TASK REQUIREMENTS - Tally the lines of the listing that contain the word "City", then give the total and nothing else.

DATA TO USE -
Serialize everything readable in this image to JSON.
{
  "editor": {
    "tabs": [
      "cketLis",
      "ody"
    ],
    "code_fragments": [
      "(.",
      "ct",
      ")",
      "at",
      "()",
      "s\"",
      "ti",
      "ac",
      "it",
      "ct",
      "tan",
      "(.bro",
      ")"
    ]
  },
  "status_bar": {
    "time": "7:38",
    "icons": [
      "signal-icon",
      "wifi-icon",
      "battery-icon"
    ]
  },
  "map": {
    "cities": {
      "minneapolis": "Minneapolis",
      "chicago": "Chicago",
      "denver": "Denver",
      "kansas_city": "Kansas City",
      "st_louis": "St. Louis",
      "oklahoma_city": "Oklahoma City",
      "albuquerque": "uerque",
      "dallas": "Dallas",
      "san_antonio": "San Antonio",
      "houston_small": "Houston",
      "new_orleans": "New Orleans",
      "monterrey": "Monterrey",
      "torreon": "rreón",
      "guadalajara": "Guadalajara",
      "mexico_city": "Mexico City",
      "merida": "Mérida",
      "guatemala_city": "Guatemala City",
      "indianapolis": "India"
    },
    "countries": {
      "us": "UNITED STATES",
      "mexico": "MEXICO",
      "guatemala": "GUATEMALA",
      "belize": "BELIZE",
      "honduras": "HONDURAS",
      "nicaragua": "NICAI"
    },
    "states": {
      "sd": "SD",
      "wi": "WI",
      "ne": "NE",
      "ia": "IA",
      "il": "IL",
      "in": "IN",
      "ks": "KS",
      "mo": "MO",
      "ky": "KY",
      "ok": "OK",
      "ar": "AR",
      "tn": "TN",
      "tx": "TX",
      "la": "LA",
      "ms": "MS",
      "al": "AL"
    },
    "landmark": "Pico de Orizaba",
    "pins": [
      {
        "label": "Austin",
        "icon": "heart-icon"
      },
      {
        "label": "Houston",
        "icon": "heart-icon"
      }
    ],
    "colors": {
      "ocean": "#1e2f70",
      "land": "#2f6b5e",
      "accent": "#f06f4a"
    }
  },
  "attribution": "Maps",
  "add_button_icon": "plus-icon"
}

RESULT - 4